Does Anti-Corruption Compliance Help Emerging Market Companies?
To better inform global anti-corruption compliance programs, the Center for International Private Enterprise (CIPE) is teaming up with the Global Business School Network (GBSN) to research how anti-corruption compliance training impacts worker behavior and business performance.
In early July 2021, CIPE and GBSN hosted a virtual launch meeting for the research program with academics representing five schools from five countries: Indonesia’s Universitas Gadjah Mada, Brazil’s Fundação Dom Cabral, Colombia’s Universidad de La Sabana, South Africa’s University of Stellenbosch, and Nigeria’s Lagos Business School.
The new research is relevant to CIPE’s vision to “expand the opportunity for inclusive growth through market-led solutions”. For several years, CIPE has organized anti-corruption compliance training programs for small- and mid-sized enterprises (SMEs) in emerging markets. This line of work has made compliance with global anti-corruption laws more accessible and helped emerging market SMEs attract new partnerships and integrate into global value chains.
However, the organizational and business performance impact of anti-corruption compliance training – both at the multinational and the emerging market SME level – remains poorly understood. To address this issue, CIPE collaborated with Global School Business Network (GBSN), a Washington DC-based association of emerging market business schools and industry professionals, to fund research investigating the impact of anti-corruption compliance training in emerging markets. The goal is to generate new empirical data from the developing world since the small number of existing studies on the impact of anti-corruption compliance have been conducted in only advanced Western economies.
Business Corruption: What’s The Problem?

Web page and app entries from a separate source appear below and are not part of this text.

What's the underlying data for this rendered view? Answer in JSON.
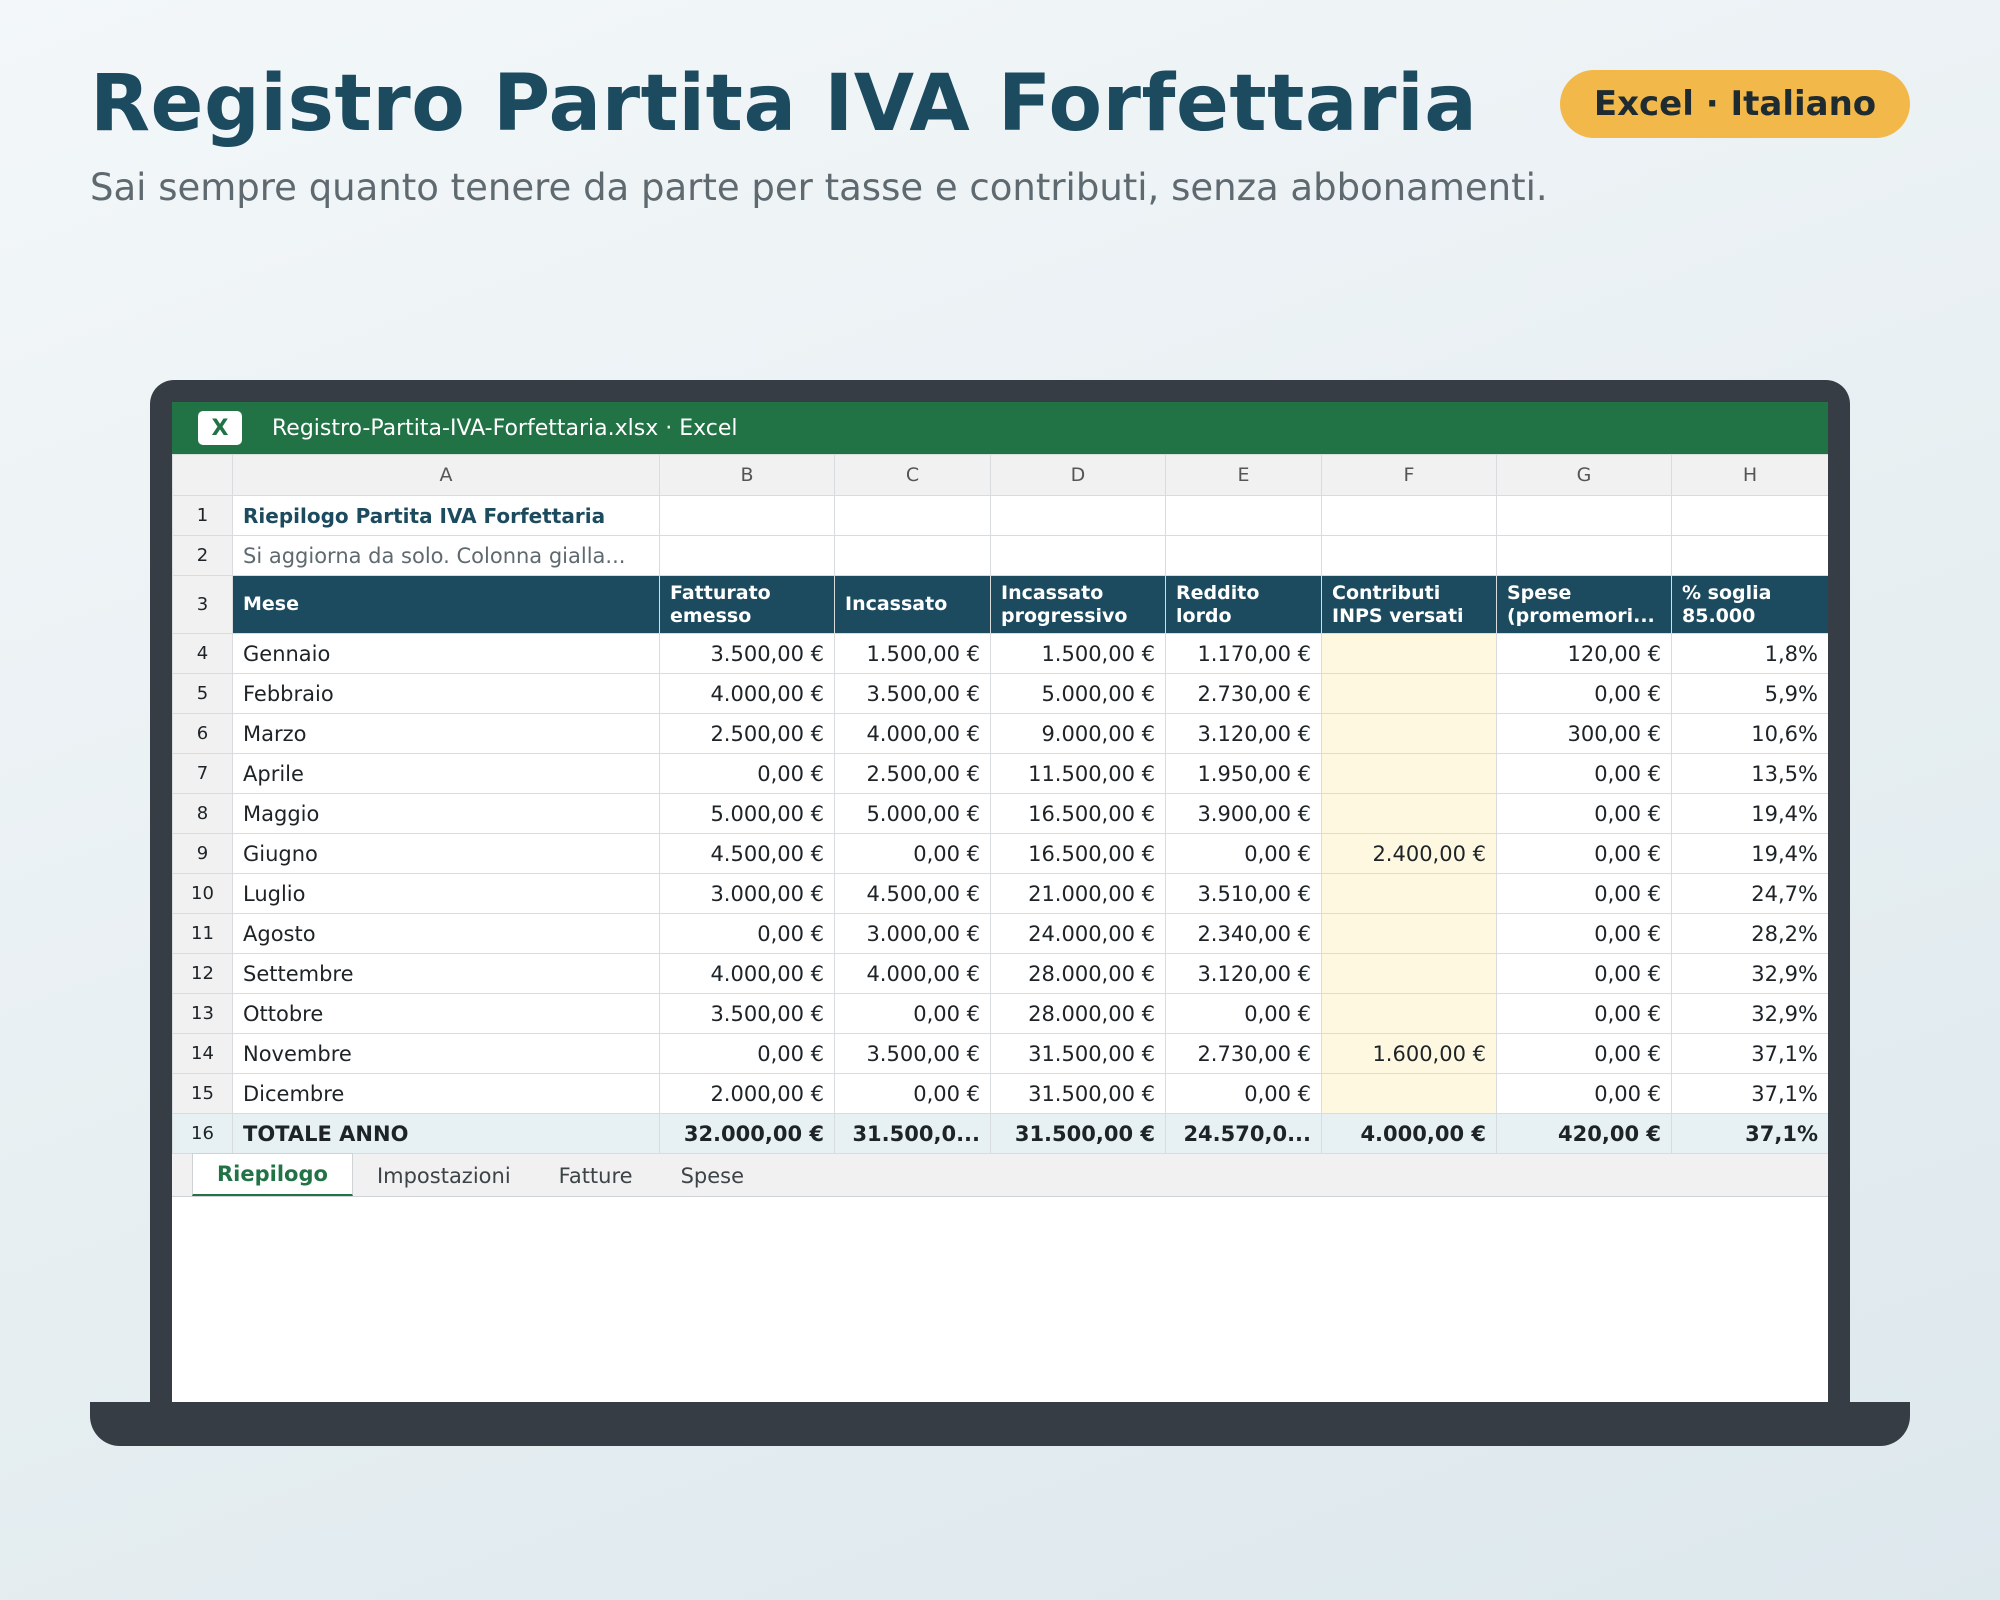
{
  "header": {
    "title": "Registro Partita IVA Forfettaria",
    "subtitle": "Sai sempre quanto tenere da parte per tasse e contributi, senza abbonamenti.",
    "badge": "Excel · Italiano"
  },
  "window": {
    "app_icon_letter": "X",
    "title": "Registro-Partita-IVA-Forfettaria.xlsx · Excel"
  },
  "columns": [
    "A",
    "B",
    "C",
    "D",
    "E",
    "F",
    "G",
    "H"
  ],
  "sheet": {
    "title": "Riepilogo Partita IVA Forfettaria",
    "note": "Si aggiorna da solo. Colonna gialla...",
    "headers": [
      [
        "Mese"
      ],
      [
        "Fatturato",
        "emesso"
      ],
      [
        "Incassato"
      ],
      [
        "Incassato",
        "progressivo"
      ],
      [
        "Reddito",
        "lordo"
      ],
      [
        "Contributi",
        "INPS versati"
      ],
      [
        "Spese",
        "(promemori..."
      ],
      [
        "% soglia",
        "85.000"
      ]
    ],
    "rows": [
      [
        "Gennaio",
        "3.500,00 €",
        "1.500,00 €",
        "1.500,00 €",
        "1.170,00 €",
        "",
        "120,00 €",
        "1,8%"
      ],
      [
        "Febbraio",
        "4.000,00 €",
        "3.500,00 €",
        "5.000,00 €",
        "2.730,00 €",
        "",
        "0,00 €",
        "5,9%"
      ],
      [
        "Marzo",
        "2.500,00 €",
        "4.000,00 €",
        "9.000,00 €",
        "3.120,00 €",
        "",
        "300,00 €",
        "10,6%"
      ],
      [
        "Aprile",
        "0,00 €",
        "2.500,00 €",
        "11.500,00 €",
        "1.950,00 €",
        "",
        "0,00 €",
        "13,5%"
      ],
      [
        "Maggio",
        "5.000,00 €",
        "5.000,00 €",
        "16.500,00 €",
        "3.900,00 €",
        "",
        "0,00 €",
        "19,4%"
      ],
      [
        "Giugno",
        "4.500,00 €",
        "0,00 €",
        "16.500,00 €",
        "0,00 €",
        "2.400,00 €",
        "0,00 €",
        "19,4%"
      ],
      [
        "Luglio",
        "3.000,00 €",
        "4.500,00 €",
        "21.000,00 €",
        "3.510,00 €",
        "",
        "0,00 €",
        "24,7%"
      ],
      [
        "Agosto",
        "0,00 €",
        "3.000,00 €",
        "24.000,00 €",
        "2.340,00 €",
        "",
        "0,00 €",
        "28,2%"
      ],
      [
        "Settembre",
        "4.000,00 €",
        "4.000,00 €",
        "28.000,00 €",
        "3.120,00 €",
        "",
        "0,00 €",
        "32,9%"
      ],
      [
        "Ottobre",
        "3.500,00 €",
        "0,00 €",
        "28.000,00 €",
        "0,00 €",
        "",
        "0,00 €",
        "32,9%"
      ],
      [
        "Novembre",
        "0,00 €",
        "3.500,00 €",
        "31.500,00 €",
        "2.730,00 €",
        "1.600,00 €",
        "0,00 €",
        "37,1%"
      ],
      [
        "Dicembre",
        "2.000,00 €",
        "0,00 €",
        "31.500,00 €",
        "0,00 €",
        "",
        "0,00 €",
        "37,1%"
      ]
    ],
    "total": [
      "TOTALE ANNO",
      "32.000,00 €",
      "31.500,0...",
      "31.500,00 €",
      "24.570,0...",
      "4.000,00 €",
      "420,00 €",
      "37,1%"
    ]
  },
  "tabs": [
    {
      "label": "Riepilogo",
      "active": true
    },
    {
      "label": "Impostazioni",
      "active": false
    },
    {
      "label": "Fatture",
      "active": false
    },
    {
      "label": "Spese",
      "active": false
    }
  ],
  "colors": {
    "title": "#1c4b5f",
    "excel_green": "#217346",
    "badge": "#f3b84a",
    "input_column": "#fef8e1",
    "laptop": "#363d44"
  }
}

Private sector corruption encompasses bribery, fraud, embezzlement, and misleading financial reporting. Its toll on economic activity is massive: the World Bank estimates that corruption adds 10% to the total cost of doing business worldwide. These costs are especially high in developing countries where procurement corruption adds 25% to contract expenses. As Transparency International puts it, company leaders that engage in bribery and other corrupt practices “rais[e] costs, introduc[e] uncertainties, reputational risks and vulnerability to extortion”.
However, some business leaders consider corruption an unavoidable cost of doing business. A KPMG survey reveals that 2/3rds of business executives believe there are some places in the world where they cannot do business without paying a bribe. A similar survey by Grant Thornton found that 23% of executives agree that paying a bribe in some circumstances is unavoidable.
Raising global anti-corruption compliance standards has the potential to change these perceptions and strengthen norms of business integrity. Some evidence suggests that this is already happening. Corporate compliance has become increasingly important in the last 20 years due to greater enforcement of extraterritorial anti-bribery laws like the US Foreign Corrupt Practices Act (FCPA) and the UK Bribery Act.
These laws encourage companies to establish codes of conduct, establish business integrity programs, and conduct anti-corruption compliance training. Meanwhile, companies that violate these laws can incur millions to billions of dollars in fines. Flagrant violators may even have to pay enforcement agencies in multiple countries, such as the $3.9 billion total that Airbus paid in early 2020 to the U.S., U.K., and France. Consequently, almost all multinational companies (MNCs) today conduct anti-corruption compliance training on a regular basis.
Current Research: The Impact of Compliance
Though emerging markets are not represented in the data, recent studies in Western countries have identified positive effects that come from anti-corruption compliance training.
In 2014, Danielle Warren et. al published a study analyzing the organizational impact formal ethics training had on the behavior of U.S. bank employees. The study showed that whistleblowing increased significantly after the training programs. The authors argued this was because trained staff (1) had a better understanding of what constituted unethical behavior, (2) were made aware that blowing the whistle on unethical behavior was part of their job, and (3) were more confident that management would respond to reports of such behavior.
In another 2014 study, Jonathan West and Evan Berman found that ethics and compliance training strengthened employee commitment to company values while providing tools to identify and resolve issues. A perceived improvement in labor-management relations was the main driver of increased productivity. Furthermore, Christian Hauser’s 2018 research showed that business professionals who have participated in anti-corruption training are more likely to reject prevailing justifications of corrupt practices than are those who have not undergone such training. Finally, a 2016 study led by Logan Steele evaluated the varying results yielded by different ethics training designs and offered insights on the tradeoffs that exist between different programs.
Altogether, these findings provide useful starting points for the new research funded by CIPE and GBSN. Research proposals are being prepared and submitted this summer and researchers are expected to begin in earnest in Fall 2021. The new research will build on previous academic work in Western contexts and provide new data about the impact of anti-corruption compliance on organizational behavior and performance.
Jacmen Kouakou is a Behavioral Compliance Consultant at CIPE
Ben Schmidt is an Associate Program Officer with the Anti-Corruption and Governance Center at CIPE